Rev. Miller Pleads Guilty To Charges In Oldham CountyJun 9, 2003 | The Courier-Journal
The Rev. Louis E. Miller pleaded guilty this morning to 14 charges of sexually molesting children in Oldham County in the 1970s. The plea was less than two weeks after beginning a 20-year sentence for a similar plea in Jefferson County.
"I plead guilty," the 72-year-old priest said after each of the 14 counts was read against him. They described how Miller molested seven boys and one girl while serving at St. Aloysius Church in Pewee Valley between 1973 and 1975.
Dressed in an orange prison jumpsuit, his head newly shaven, Miller told Oldham Circuit Judge Paul Rosenblum he didn't remember all of his offenses but was willing to plead guilty to the charges of indecent or immoral practices with another.
Citing a hearing problem, Miller stood at the judge's bench as Rosenblum read the charges.
Miller has been at a LaGrange correctional center since May 27, when Jefferson Circuit Judge Ann O'Malley Shake sentenced him to 20 years in prison. Miller pleaded guilty earlier this year to 50 counts of molesting children in Jefferson County between 1957 and 1982.
Miller, who was indicted on the Oldham County charges last July, entered an "open plea," according to his lawyer, David Lambertus. The plea meant that Miller made no agreement with prosecutors on a possible sentence.
His sentencing is scheduled for Aug. 18.
Commonwealth's Attorney Kim Snell said he wanted to read a presentencing report before recommending a sentence, but he said he would oppose probation or shock probation.
Michael Turner, one of at least four of Miller's Oldham County victims to attend the court proceeding, said afterward he supported a consecutive sentence that would lengthen Miller's time in prison. "I think he's at high risk still," said Turner, who now lives in Louisville.
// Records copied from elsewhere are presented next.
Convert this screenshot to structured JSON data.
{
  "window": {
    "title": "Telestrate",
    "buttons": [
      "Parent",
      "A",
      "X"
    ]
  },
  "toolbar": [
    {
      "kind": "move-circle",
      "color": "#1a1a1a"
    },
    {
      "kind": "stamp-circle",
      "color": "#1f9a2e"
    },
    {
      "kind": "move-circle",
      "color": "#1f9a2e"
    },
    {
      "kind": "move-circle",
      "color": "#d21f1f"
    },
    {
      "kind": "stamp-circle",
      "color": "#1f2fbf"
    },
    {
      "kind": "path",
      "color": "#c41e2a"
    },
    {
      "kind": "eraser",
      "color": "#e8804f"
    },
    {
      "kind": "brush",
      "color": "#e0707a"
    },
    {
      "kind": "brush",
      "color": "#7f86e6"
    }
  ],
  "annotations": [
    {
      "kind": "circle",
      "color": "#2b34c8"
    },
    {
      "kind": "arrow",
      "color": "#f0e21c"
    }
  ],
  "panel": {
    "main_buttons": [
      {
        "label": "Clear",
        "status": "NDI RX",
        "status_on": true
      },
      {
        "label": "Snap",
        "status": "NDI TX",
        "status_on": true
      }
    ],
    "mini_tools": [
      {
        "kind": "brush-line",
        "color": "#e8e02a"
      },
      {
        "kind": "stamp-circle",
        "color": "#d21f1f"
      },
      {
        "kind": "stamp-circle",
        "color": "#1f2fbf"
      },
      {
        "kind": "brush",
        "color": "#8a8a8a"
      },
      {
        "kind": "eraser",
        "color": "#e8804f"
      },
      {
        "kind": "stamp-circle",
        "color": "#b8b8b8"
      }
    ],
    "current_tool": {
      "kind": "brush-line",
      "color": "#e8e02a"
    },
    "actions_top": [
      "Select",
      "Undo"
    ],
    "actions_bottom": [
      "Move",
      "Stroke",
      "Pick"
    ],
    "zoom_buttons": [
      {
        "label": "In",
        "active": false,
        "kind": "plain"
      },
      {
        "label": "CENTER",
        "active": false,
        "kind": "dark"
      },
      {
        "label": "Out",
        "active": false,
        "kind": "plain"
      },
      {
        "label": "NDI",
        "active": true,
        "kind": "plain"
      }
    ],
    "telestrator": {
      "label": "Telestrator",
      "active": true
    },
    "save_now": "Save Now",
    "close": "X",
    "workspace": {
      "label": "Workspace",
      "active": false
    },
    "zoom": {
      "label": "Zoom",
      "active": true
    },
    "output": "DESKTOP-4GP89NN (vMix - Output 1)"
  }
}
Miller is at the center of the Archdiocese of Louisville's problems concerning allegations of sexual abuse by priests. He has now pleaded guilty to 64 criminal charges, stating that he molested 29 children in two counties between 1957 and 1982.
Archbishop Thomas Kelly removed Miller from parish ministry in 1990 after a victim reported that Miller had abused him years earlier. Miller continued to work as a retirement-home chaplain until he retired in April 2002, just before a flood of allegations against him became public.
Also this morning, representatives for the archdiocese and for plaintiffs suing the church resumed their talks at the Jefferson Club in downtown Louisville in an attempt to resolve 242 pending lawsuits against the church, alleging abuse by Miller as well as dozens of other priests and others associated with the Catholic church.